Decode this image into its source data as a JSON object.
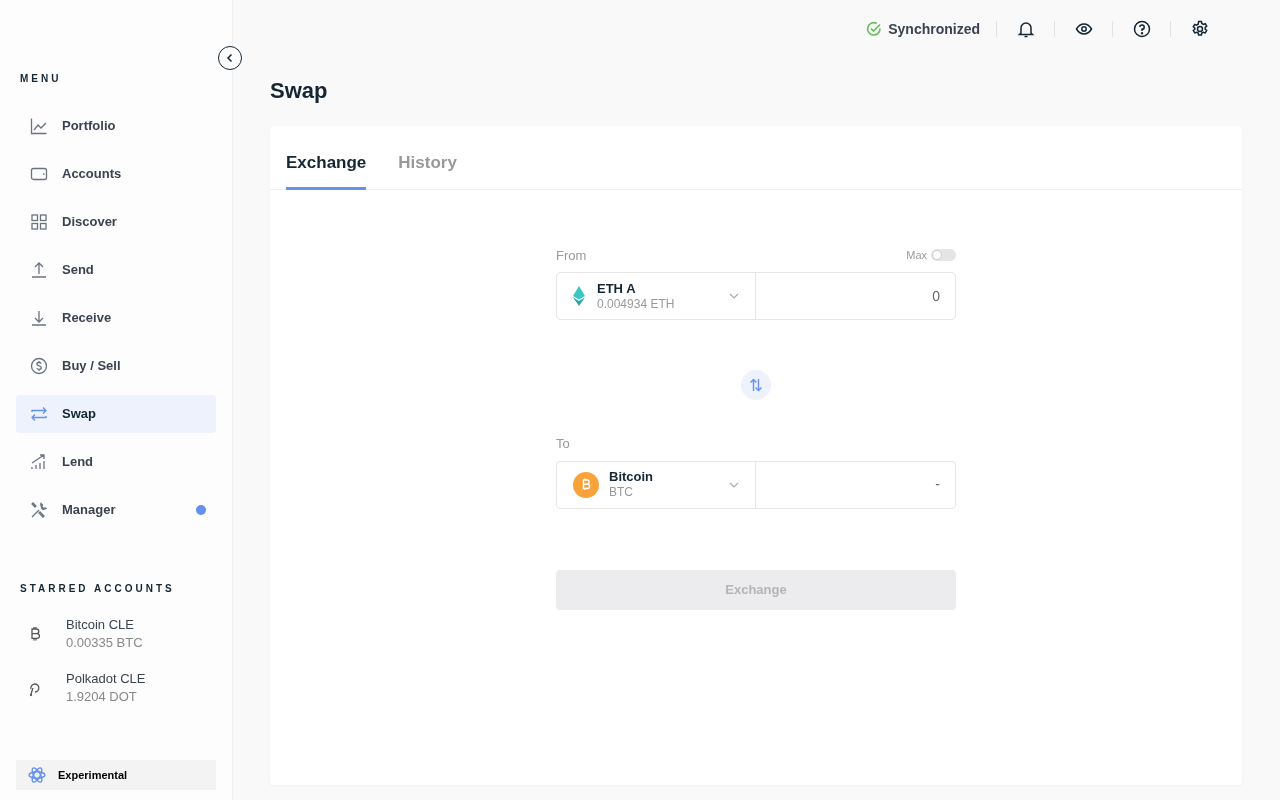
{
  "sidebar": {
    "menu_title": "MENU",
    "items": [
      {
        "label": "Portfolio",
        "selected": false,
        "notification": false
      },
      {
        "label": "Accounts",
        "selected": false,
        "notification": false
      },
      {
        "label": "Discover",
        "selected": false,
        "notification": false
      },
      {
        "label": "Send",
        "selected": false,
        "notification": false
      },
      {
        "label": "Receive",
        "selected": false,
        "notification": false
      },
      {
        "label": "Buy / Sell",
        "selected": false,
        "notification": false
      },
      {
        "label": "Swap",
        "selected": true,
        "notification": false
      },
      {
        "label": "Lend",
        "selected": false,
        "notification": false
      },
      {
        "label": "Manager",
        "selected": false,
        "notification": true
      }
    ],
    "starred_title": "STARRED ACCOUNTS",
    "starred": [
      {
        "name": "Bitcoin CLE",
        "balance": "0.00335 BTC"
      },
      {
        "name": "Polkadot CLE",
        "balance": "1.9204 DOT"
      }
    ],
    "experimental": "Experimental"
  },
  "topbar": {
    "sync_status": "Synchronized"
  },
  "page_title": "Swap",
  "tabs": [
    {
      "label": "Exchange",
      "selected": true
    },
    {
      "label": "History",
      "selected": false
    }
  ],
  "from": {
    "label": "From",
    "max_label": "Max",
    "max_on": false,
    "account": "ETH A",
    "balance": "0.004934 ETH",
    "amount": "0"
  },
  "to": {
    "label": "To",
    "currency": "Bitcoin",
    "ticker": "BTC",
    "amount": "-"
  },
  "exchange_button": {
    "label": "Exchange",
    "disabled": true
  }
}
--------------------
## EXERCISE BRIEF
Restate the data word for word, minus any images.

## REPLY
Decode this image into its source data as a JSON object.
{
  "sidebar": {
    "menu_title": "MENU",
    "items": [
      {
        "label": "Portfolio",
        "selected": false,
        "notification": false
      },
      {
        "label": "Accounts",
        "selected": false,
        "notification": false
      },
      {
        "label": "Discover",
        "selected": false,
        "notification": false
      },
      {
        "label": "Send",
        "selected": false,
        "notification": false
      },
      {
        "label": "Receive",
        "selected": false,
        "notification": false
      },
      {
        "label": "Buy / Sell",
        "selected": false,
        "notification": false
      },
      {
        "label": "Swap",
        "selected": true,
        "notification": false
      },
      {
        "label": "Lend",
        "selected": false,
        "notification": false
      },
      {
        "label": "Manager",
        "selected": false,
        "notification": true
      }
    ],
    "starred_title": "STARRED ACCOUNTS",
    "starred": [
      {
        "name": "Bitcoin CLE",
        "balance": "0.00335 BTC"
      },
      {
        "name": "Polkadot CLE",
        "balance": "1.9204 DOT"
      }
    ],
    "experimental": "Experimental"
  },
  "topbar": {
    "sync_status": "Synchronized"
  },
  "page_title": "Swap",
  "tabs": [
    {
      "label": "Exchange",
      "selected": true
    },
    {
      "label": "History",
      "selected": false
    }
  ],
  "from": {
    "label": "From",
    "max_label": "Max",
    "max_on": false,
    "account": "ETH A",
    "balance": "0.004934 ETH",
    "amount": "0"
  },
  "to": {
    "label": "To",
    "currency": "Bitcoin",
    "ticker": "BTC",
    "amount": "-"
  },
  "exchange_button": {
    "label": "Exchange",
    "disabled": true
  }
}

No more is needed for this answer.